At least 89 people including a dozen security forces were killed as Rohingya militants besieged border posts in northern Rakhine State, Myanmar's authorities said Friday, triggering a fresh exodus of refugees towards Bangladesh.
The state is bisected by religious hatred focused on the stateless Rohingya Muslim minority, who are reviled and perceived as illegal immigrants in Buddhist-majority Myanmar.
The office of de-facto leader Aung San Suu Kyi said 12 security officials had been killed alongside 77 militants -- the highest declared single day toll since fighting broke out last year.
Friday's fighting exploded around Rathedaung township which has seen a heavy build-up of Myanmar troops in recent weeks, with reports filtering out of killings by shadowy groups, army-blockaded villages and abuses.
Some 20 police posts came under attack in the early hours of Friday by an estimated 150 insurgents, some carrying guns and using homemade explosives, Myanmar's military said.
"The military and police members are fighting back together against extremist Bengali terrorists," Commander-in-Chief Min Aung Hlaing said in a statement on Facebook, using the state's description for Rohingya militants.
One resident in Maungdaw, the main town in northern Rakhine, said gunfire could be heard throughout the night.
"We are still hearing gunshots now, we dare not to go out from our house," the resident said by phone, asking not to be named.
Footage obtained by AFP showed smoke rising from Zedipyin village in Rathedaung township where fighting was ongoing Friday.
Despite years of persecution, the Rohingya largely eschewed violence.

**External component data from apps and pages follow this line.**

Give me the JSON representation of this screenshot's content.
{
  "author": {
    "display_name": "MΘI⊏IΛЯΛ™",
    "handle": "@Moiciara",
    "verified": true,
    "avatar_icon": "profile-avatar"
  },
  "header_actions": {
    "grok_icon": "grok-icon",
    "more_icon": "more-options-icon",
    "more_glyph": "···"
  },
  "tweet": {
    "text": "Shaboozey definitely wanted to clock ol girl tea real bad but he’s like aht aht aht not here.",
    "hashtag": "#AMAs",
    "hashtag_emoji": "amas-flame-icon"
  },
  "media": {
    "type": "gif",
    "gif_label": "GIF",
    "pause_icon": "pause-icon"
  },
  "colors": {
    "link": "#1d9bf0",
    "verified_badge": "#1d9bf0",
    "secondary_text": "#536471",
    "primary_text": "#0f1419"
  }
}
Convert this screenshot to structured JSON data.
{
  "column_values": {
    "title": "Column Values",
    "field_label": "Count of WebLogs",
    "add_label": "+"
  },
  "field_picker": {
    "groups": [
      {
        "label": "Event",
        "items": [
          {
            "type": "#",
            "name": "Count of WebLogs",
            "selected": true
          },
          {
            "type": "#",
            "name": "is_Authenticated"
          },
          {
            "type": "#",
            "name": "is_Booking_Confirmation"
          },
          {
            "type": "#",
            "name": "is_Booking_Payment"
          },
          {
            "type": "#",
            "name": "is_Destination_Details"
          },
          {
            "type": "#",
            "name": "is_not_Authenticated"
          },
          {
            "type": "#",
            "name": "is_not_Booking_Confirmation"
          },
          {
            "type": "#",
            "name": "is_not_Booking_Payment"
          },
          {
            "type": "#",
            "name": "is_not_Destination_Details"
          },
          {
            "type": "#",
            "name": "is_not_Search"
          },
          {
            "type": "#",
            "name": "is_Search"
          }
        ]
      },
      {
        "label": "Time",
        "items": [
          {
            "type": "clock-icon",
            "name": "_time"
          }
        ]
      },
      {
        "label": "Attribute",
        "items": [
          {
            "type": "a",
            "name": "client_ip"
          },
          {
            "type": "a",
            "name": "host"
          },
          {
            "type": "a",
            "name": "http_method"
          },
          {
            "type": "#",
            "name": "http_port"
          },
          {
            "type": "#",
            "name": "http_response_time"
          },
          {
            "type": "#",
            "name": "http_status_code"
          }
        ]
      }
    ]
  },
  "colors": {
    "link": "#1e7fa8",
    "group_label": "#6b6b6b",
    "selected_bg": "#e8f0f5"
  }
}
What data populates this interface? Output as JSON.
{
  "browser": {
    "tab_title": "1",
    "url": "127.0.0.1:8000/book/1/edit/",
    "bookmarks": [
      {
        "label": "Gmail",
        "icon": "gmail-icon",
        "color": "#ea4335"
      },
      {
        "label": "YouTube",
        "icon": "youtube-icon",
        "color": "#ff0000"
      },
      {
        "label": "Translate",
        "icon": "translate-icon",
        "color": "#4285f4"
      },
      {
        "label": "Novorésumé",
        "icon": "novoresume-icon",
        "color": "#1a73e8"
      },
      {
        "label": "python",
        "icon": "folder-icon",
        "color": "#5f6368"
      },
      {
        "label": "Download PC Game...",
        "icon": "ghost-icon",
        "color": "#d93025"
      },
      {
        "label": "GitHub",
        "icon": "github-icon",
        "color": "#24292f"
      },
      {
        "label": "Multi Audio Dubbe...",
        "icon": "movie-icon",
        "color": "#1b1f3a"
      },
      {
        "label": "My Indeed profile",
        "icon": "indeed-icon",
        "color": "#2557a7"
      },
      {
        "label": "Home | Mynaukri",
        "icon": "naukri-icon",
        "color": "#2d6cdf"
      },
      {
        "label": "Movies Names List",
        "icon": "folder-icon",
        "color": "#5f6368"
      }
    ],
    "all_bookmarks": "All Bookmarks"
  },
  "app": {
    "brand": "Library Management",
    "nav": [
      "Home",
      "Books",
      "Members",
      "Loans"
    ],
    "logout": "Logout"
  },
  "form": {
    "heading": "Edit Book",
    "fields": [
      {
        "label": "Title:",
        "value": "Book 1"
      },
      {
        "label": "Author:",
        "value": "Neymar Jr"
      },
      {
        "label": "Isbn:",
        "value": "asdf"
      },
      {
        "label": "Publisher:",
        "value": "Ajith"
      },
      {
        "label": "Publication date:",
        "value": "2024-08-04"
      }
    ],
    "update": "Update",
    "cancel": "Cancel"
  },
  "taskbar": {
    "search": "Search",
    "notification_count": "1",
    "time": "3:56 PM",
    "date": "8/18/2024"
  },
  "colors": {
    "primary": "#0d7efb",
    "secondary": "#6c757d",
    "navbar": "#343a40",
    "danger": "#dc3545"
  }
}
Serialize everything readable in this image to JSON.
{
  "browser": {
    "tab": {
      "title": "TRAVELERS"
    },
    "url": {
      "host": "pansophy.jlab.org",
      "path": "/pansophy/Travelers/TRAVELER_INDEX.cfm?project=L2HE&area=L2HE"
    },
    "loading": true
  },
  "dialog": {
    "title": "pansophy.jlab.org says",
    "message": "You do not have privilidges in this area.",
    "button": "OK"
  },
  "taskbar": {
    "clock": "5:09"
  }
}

But a previously unknown militant group emerged as a force last October under the banner of the Arakan Rohingya Salvation Army (ARSA), which claims to be leading an insurgency based in the remote May Yu mountain range bordering Bangladesh.
A Twitter account (@ARSA_Official) which purports to represent the group confirmed its fighters were engaging Myanmar's military in the area and accused the soldiers of carrying out atrocities in recent weeks.
Myanmar says the group is headed by Rohingya jihadists who were trained abroad but it is unclear how large the network is.
Suu Kyi's office posted pictures of weapons that had been taken from militants, mainly home-made bombs and rudimentary knives and clubs.
Friday's violence pushed new waves of Rohingya to flee towards Bangladesh.
But border guards there said they would not be allowed to cross.
"More than a thousand of Rohingya women along with children and cattle have gathered near the land border between Myanmar and Bangladesh since this morning," Manjurul Hasan Khan, commander of Ukhiya town's border guards, told AFP.
The flare-up came just hours after former UN chief Kofi Annan released a milestone report detailing conditions inside Rakhine and offering ways to heal the festering sectarian tensions there.
Commissioned by Myanmar's own government, it urged the scrapping of restrictions of movement and citizenship imposed on the roughly one million-strong Rohingya community in Rakhine.
In a statement Annan said he was "gravely concerned" by the latest outbreak of fighting.
"The alleged scale and gravity of these attacks mark a worrying escalation of violence," he said.
The UN's top official in Myanmar, Renata Lok-Dessallien, called on all sides to "refrain from violence, protect civilians (and) restore law and order".
The wedge of Rakhine closest to Bangladesh has been in lockdown since October 2016.
Deadly attacks by the militants on border police sparked a military response that left scores dead and forced some 87,000 people to flee to Bangladesh.
The UN believes the military crackdown may have amounted to ethnic cleansing of the Rohingya.
But the army and Aung San Suu Kyi's civilian government vehemently deny allegations of widespread abuses, including rapes and murders.
They have so far refused to grant visas to UN investigators tasked with probing the allegations.
Amnesty International said there were now fears over how Myanmar's notoriously abusive security forces might respond.
"This cannot lead to (a) repeat of last year's vicious military reprisals responding to a similar attack, when security forces tortured, killed and raped Rohingya people and burned down whole villages," said Amnesty's regional campaigns director Josef Benedict.
Myanmar security forces have conducted sporadic operations to flush out suspected militants this year, often resulting in casualties among Rohingya villagers.
They have spoken of their fear at being trapped in between security forces and the militants, who are accused of conducting a shadowy assassination campaign against those perceived as collaborators with the state.
Access to the area is severely restricted and verifying information is difficult.
Activists and supporters on both sides of the sectarian divide have a history of posting false images and footage online.